In the Hebrew month of Nissan, Jews around the world are busy ridding themselves of bread. They search pantries, sweep out crannies, scrub plates that once held a sandwich. What they find, they burn or give away; what they may have missed, they pray forgiveness for.
It's all in preparation for the matzo days of Passover which begins on the 15th of Nissan (based on the Jewish calendar; it falls sometime in March or April based on the Gregorian calendar) when the observant avoid any and all leavened grains, among several other groups of foods.
Passover, Pesach in Hebrew, like pretty much any religious holiday, is weighted with ritual, recitation and remembrance. And like almost any Jewish holiday, it's also weighted with food – in this case, food with very specific significance, eaten in the course of a particularly long, theatrical and educational meal: the Passover Seder.

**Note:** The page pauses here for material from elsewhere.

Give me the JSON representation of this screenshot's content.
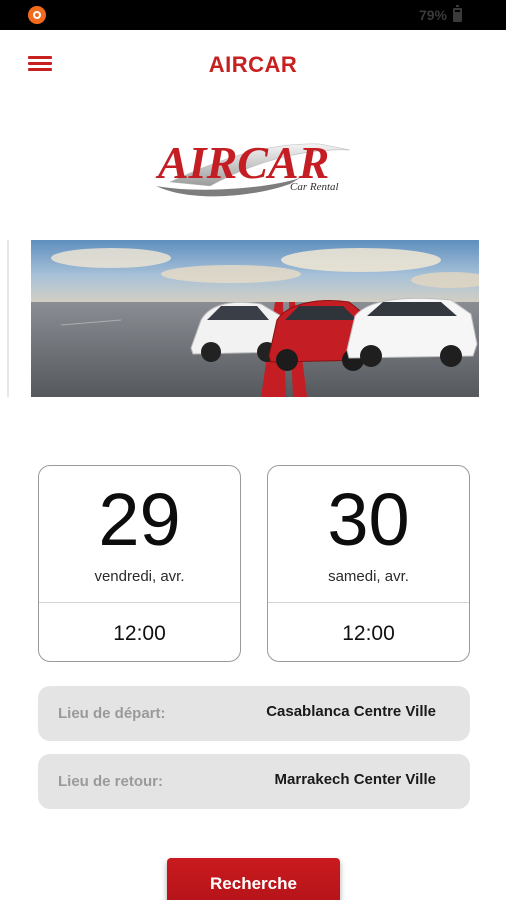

The story retold during the Seder is a classic one: slavery and freedom, heroes and villains, unheeded warnings and horrific wrath. Most people know about the wrath – the 10 plagues said to have turned ancient Egypt into a living nightmare. Those plagues, along with the myriad other miracles that supposedly led to freedom for hundreds of thousands of Jews, inform the holiday's rituals.
Of course, while some see the tale of escape retold during Passover as a literal recounting of actual events, others view it more as a story based loosely on true happenings [source: Lukas]. Either way, like so much of the Hebrew bible, the story behind Passover is a dramatic one, to say the least. It takes place between 2447 and 2448 by the Hebrew calendar (1314 to 1313 BCE by the Gregorian one), and it opens with a desperate act of love: A young woman sends her baby into the unknown, sure that whatever fate awaits him will be better than what she can provide [source: Akhlah].